DIRECTIONS: Copy out each line of the material below that holds the string "title".

GIVEN DATA:
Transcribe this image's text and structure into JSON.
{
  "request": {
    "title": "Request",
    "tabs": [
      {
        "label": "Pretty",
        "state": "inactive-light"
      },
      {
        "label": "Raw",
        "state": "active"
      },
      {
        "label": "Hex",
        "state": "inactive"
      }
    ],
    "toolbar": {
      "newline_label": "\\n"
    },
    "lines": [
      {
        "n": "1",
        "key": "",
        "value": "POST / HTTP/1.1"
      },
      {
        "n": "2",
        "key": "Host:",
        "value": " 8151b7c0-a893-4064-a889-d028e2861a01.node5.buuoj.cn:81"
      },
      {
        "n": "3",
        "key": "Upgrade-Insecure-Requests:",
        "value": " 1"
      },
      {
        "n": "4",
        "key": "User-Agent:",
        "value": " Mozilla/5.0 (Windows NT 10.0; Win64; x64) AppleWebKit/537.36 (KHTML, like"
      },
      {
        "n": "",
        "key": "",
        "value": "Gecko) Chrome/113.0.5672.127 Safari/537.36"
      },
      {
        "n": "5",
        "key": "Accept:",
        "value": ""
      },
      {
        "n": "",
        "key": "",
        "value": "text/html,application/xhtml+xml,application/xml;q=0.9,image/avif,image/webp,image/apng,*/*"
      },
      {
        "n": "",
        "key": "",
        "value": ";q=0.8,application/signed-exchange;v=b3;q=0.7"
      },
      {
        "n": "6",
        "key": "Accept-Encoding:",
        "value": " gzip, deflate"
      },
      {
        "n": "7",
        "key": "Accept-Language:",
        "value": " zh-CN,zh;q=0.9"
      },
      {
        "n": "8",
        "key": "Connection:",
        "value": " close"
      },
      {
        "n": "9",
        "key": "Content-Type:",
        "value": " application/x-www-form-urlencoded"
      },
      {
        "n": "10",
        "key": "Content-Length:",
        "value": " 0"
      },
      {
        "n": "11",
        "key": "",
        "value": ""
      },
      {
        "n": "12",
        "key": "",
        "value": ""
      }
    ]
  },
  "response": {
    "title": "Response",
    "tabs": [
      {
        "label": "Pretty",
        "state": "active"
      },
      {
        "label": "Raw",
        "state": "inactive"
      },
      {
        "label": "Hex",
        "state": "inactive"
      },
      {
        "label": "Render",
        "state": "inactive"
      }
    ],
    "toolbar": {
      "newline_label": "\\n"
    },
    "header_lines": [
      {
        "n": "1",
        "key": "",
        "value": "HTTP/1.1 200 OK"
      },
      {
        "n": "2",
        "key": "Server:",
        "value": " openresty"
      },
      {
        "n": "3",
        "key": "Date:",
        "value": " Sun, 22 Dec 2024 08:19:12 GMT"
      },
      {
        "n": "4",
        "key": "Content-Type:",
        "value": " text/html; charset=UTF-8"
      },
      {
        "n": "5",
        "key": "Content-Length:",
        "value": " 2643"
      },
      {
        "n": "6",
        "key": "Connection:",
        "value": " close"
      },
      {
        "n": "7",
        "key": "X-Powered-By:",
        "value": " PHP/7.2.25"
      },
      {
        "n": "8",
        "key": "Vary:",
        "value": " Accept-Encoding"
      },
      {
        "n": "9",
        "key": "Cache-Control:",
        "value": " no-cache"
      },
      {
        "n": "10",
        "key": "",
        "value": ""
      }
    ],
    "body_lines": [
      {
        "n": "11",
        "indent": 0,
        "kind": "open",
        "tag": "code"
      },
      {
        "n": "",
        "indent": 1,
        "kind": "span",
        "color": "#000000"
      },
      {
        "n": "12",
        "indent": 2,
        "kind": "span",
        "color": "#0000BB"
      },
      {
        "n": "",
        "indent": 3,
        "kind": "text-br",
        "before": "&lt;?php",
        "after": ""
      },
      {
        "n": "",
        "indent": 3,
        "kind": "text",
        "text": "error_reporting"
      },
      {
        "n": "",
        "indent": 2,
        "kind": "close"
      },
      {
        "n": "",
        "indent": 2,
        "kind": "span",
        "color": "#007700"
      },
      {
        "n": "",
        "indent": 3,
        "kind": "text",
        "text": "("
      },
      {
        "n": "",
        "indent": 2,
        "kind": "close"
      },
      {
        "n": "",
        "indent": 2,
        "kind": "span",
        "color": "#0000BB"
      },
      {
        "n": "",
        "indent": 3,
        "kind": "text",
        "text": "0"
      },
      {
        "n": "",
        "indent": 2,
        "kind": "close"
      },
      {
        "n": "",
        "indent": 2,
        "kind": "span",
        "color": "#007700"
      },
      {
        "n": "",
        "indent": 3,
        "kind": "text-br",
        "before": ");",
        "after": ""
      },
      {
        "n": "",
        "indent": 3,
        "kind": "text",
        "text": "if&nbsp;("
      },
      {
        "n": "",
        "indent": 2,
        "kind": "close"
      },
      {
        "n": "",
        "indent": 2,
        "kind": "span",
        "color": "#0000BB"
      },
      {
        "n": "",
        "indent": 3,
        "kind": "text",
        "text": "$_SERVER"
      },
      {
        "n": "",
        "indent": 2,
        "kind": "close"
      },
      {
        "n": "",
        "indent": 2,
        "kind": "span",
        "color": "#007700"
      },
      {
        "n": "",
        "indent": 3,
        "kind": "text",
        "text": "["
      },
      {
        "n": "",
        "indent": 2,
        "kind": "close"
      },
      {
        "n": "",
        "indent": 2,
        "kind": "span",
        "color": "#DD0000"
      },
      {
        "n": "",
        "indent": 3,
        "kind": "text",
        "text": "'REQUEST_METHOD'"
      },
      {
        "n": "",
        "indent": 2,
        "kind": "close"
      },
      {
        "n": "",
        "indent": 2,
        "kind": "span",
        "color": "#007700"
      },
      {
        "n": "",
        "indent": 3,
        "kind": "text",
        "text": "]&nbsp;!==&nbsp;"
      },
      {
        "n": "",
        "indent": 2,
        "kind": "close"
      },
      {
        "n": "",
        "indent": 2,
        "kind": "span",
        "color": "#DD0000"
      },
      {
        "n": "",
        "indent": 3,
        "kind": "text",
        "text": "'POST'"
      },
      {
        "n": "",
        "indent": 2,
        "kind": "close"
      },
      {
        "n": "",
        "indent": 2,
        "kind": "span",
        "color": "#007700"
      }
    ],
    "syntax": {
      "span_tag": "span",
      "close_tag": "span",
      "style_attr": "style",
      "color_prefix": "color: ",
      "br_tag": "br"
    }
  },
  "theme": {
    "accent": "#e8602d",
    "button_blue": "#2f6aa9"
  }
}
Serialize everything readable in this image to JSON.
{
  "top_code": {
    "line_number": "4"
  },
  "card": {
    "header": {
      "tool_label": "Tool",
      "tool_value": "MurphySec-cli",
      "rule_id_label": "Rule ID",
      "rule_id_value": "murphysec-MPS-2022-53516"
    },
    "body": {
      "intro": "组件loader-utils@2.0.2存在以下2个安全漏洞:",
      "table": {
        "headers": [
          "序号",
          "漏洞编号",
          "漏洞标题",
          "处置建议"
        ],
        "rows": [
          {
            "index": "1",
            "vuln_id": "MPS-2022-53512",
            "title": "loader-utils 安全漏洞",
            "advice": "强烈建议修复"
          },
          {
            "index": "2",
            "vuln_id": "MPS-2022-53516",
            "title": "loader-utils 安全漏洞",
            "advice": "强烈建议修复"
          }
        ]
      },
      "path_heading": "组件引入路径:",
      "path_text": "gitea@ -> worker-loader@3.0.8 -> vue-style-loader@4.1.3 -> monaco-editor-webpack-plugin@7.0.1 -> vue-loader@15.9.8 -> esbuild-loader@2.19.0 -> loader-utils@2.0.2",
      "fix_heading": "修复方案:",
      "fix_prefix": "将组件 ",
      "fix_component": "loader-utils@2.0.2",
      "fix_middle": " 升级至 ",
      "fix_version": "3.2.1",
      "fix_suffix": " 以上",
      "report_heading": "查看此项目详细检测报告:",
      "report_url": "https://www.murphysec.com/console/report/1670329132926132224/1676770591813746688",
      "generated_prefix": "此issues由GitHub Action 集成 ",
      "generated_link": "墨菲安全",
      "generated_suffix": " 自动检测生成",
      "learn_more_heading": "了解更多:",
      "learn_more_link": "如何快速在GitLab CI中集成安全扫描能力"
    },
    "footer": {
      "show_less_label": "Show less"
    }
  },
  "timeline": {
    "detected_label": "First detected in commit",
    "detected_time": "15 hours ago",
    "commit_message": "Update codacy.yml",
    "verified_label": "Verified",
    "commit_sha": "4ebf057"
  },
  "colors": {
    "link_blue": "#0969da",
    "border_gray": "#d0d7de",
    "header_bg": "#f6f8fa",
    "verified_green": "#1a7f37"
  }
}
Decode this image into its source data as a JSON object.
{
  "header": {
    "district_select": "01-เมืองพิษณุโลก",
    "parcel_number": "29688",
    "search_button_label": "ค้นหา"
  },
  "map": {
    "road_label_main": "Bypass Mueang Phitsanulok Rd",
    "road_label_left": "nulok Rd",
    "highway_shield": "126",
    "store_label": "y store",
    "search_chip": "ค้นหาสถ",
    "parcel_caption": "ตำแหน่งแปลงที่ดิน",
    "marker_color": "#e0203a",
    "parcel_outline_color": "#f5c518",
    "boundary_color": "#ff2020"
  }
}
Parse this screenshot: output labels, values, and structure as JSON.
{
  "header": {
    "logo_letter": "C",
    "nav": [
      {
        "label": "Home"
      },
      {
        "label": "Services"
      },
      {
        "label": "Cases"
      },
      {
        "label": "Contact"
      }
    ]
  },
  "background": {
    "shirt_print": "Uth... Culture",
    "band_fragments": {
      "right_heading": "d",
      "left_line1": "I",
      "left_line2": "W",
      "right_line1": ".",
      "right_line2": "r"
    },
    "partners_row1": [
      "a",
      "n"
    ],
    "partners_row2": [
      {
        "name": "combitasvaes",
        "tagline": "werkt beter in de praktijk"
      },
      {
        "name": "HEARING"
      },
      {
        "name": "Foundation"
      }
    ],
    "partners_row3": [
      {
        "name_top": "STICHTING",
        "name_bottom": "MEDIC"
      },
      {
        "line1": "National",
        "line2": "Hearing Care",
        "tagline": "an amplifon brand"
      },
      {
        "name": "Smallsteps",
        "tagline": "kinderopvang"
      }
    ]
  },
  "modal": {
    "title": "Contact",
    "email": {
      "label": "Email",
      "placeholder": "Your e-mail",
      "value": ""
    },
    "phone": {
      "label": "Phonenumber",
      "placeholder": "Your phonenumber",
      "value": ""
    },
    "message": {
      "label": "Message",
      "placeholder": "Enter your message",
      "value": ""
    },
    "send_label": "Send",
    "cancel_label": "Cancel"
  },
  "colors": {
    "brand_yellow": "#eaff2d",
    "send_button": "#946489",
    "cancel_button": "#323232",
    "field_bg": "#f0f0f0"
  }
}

EXERCISE OUTPUT:
    "title": "Request",
    "title": "Response",
            "title": "loader-utils 安全漏洞",
            "title": "loader-utils 安全漏洞",
    "title": "Contact",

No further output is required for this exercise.